One of the most heated debates in psychological circles focuses on the distinction between difference and disorder. Part of the reason this is such a hot topic is because the two terms are viewed very differently and can have a major impact on a person’s life. Do my unique behavioral quirks make me different, or do I suffer from some kind of disorder?
In light of this debate, autism is usually held up as an example of a disorder that should really be considered a difference. Behaviorally, autism (Autism Spectrum Disorder) is characterized by social awkwardness and problems communicating. Having a set routine can often facilitate life for a person with ASD, and they also might develop a very specific interest in moving objects, numbers, and symbols. Dr. Simon Baron-Cohen, one of the front-runners and pioneers in autism research, has even suggested that the behavior of those with ASD actually bestows something of a mathematical or scientific advantage because of their ability to focus for long periods on recurring patterns found in every day life.
So, why consider it a disorder? Putting aside the argument that something has gone ‘wrong’ in the development of their brain, autistic individuals can live very fulfilling lives, be very productive, and don’t do anybody else any harm. It is this last point that I would like to pick on when considering disorder versus difference.
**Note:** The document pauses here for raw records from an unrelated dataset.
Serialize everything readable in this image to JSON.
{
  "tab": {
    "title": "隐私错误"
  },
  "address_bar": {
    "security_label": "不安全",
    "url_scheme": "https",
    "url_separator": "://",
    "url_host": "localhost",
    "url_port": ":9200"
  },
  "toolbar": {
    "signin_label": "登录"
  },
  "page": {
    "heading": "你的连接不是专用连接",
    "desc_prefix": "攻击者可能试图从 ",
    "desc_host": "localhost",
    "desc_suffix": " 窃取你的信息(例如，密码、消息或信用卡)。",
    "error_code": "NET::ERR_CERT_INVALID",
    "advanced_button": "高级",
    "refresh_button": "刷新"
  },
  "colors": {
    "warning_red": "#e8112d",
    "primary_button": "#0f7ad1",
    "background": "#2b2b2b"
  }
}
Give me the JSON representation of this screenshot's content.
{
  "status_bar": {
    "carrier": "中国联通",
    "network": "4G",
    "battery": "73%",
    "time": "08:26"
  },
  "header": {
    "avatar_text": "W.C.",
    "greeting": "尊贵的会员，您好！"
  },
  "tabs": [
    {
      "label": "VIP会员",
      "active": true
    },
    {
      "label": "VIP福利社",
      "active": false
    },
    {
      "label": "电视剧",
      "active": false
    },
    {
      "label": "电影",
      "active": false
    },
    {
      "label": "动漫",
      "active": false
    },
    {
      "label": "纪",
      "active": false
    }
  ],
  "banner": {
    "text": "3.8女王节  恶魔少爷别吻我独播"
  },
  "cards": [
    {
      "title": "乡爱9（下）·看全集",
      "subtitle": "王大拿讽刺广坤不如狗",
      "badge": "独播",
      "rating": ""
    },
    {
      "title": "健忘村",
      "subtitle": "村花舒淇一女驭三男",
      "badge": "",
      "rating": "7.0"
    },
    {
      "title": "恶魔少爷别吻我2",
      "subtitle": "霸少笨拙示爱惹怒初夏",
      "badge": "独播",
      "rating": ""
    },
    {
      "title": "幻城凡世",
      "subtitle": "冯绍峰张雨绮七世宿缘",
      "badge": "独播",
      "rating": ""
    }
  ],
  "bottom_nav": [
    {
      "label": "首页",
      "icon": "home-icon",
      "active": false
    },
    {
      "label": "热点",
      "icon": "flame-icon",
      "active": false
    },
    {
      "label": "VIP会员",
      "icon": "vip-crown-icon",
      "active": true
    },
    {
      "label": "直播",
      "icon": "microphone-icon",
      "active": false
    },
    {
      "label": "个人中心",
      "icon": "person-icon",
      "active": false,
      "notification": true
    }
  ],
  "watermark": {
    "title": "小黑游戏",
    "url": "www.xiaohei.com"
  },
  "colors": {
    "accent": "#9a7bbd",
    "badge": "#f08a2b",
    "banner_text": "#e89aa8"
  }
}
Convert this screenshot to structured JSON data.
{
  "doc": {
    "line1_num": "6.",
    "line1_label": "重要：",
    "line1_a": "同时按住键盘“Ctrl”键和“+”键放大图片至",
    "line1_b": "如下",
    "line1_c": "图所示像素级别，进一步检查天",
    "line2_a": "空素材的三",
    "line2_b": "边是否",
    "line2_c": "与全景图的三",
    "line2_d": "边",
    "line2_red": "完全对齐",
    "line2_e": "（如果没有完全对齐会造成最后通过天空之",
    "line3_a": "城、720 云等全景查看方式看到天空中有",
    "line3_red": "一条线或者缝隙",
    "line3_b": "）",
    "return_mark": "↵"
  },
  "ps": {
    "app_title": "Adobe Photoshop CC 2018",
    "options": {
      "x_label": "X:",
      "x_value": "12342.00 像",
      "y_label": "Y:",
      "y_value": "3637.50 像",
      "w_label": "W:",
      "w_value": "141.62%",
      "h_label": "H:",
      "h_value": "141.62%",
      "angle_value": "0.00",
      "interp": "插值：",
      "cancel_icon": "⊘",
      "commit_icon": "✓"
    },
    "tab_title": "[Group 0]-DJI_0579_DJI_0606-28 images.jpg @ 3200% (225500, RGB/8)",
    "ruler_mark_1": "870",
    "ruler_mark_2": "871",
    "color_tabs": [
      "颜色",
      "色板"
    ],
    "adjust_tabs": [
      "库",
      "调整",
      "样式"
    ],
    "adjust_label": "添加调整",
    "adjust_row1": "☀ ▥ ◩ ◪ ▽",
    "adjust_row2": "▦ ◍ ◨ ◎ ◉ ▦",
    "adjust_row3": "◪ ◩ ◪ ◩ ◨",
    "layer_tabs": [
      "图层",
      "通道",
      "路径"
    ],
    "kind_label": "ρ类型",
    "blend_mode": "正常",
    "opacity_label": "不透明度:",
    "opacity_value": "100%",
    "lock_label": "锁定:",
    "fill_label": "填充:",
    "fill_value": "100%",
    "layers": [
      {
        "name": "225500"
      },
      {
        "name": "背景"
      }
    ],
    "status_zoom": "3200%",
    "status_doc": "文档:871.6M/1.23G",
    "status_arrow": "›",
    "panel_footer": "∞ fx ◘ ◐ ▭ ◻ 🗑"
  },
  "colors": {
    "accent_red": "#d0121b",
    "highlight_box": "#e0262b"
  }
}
When it comes to doing other people harm, there are at least two disorders that we cannot promote to the category of difference.
Psychopathy and pedophilia.
Nobody has any problem saying that there is something wrong with individuals afflicted with these disorders. Psychopathy and pedophilia can result in very harmful and destructive behaviors, and we know that the brains of these individuals are different to a normal person’s brain. A psychopath and a pedophile can no more change their lifestyle than an autistic person can change theirs. The crucial difference here is that the behavior of autistic individuals does not tend to infringe upon the rights of others. For a condition to be stuck as a disorder, therefore, requires the diagnostic criteria to contain harmful behaviors.
Difference, therefore is ultimately a social and legal choice.